Kraftwerk performing as part of “Kraftwerk–Retrospective 1 2 3 4 5 6 7 8” at the Museum of Modern Art, New York, April 10, 2012. Photo: Peter Boettcher.

WHEN KRAFTWERK SPEAKS, everything else suddenly gets a little louder: loud like your heartbeat in an anechoic chamber, or loud like a neon-lit wet suit on a robot in 3-D. The group’s laconic vocals only enhance the booming, anthemic extravagance of the aural world in which they envelop us. And that expansive sound is the sound of machines. In the early 1970s, in Düsseldorf, the group’s co-founders, Ralf Hütter and Florian Schneider, famously began using synthesizers in hopes of covering the full range of human hearing, from “20 to 20,000 Hz,” as they have said.

So, too, the soft, precise voice of vocalist and keyboard “operator” Hütter attunes us to such a range: When he sat down with Artforum for a rare interview this past month, his typically muted tone seemed to call attention, by contrast, to the ambient frequencies around us—the buzz of the lights, the squeaking of chairs,

to keep reading

Artforum print subscribers have full access to this article.

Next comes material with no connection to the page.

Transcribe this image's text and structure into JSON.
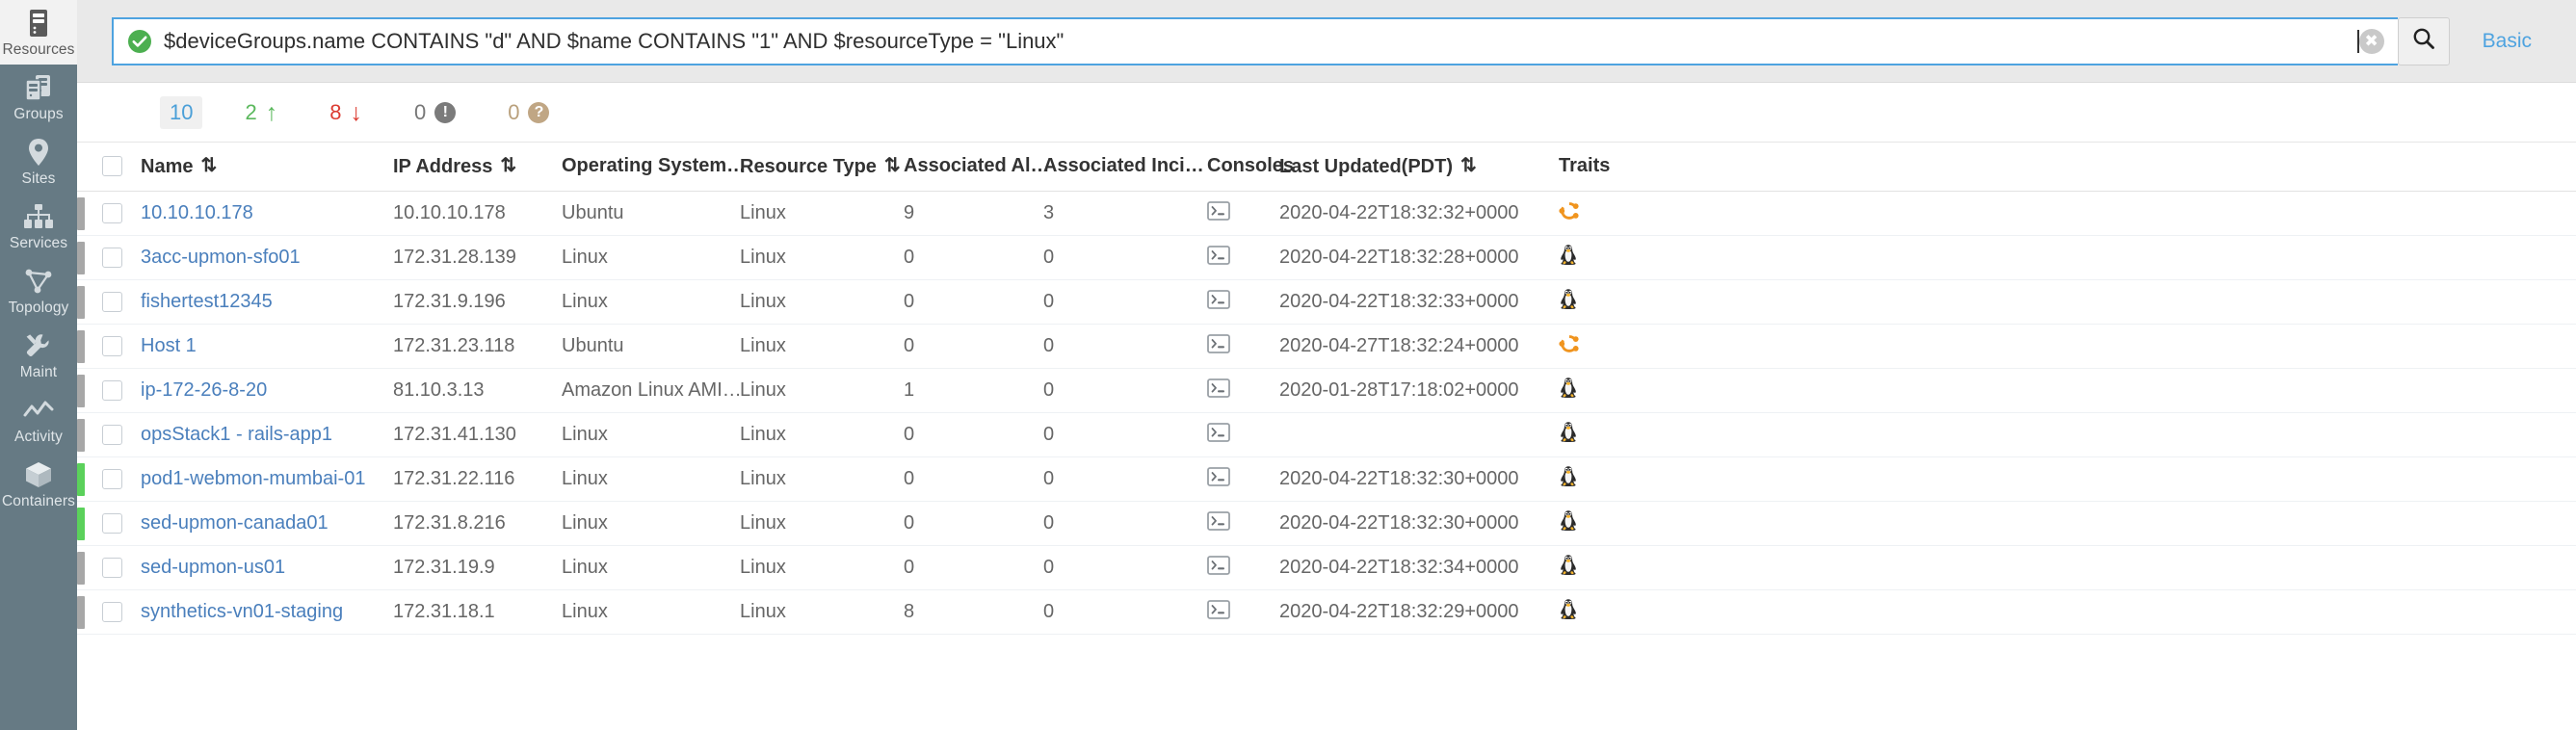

If you are a subscriber, sign in below.

Not registered for Register here.

SUBSCRIBE NOW for only $50 a year—65% off the newsstand price—and get the print magazine plus full online access to this issue and our archive.*

Order the PRINT EDITION of the May 2012 issue for $17 or the ONLINE EDITION for $5.99.

* This rate applies to U.S. domestic subscriptions.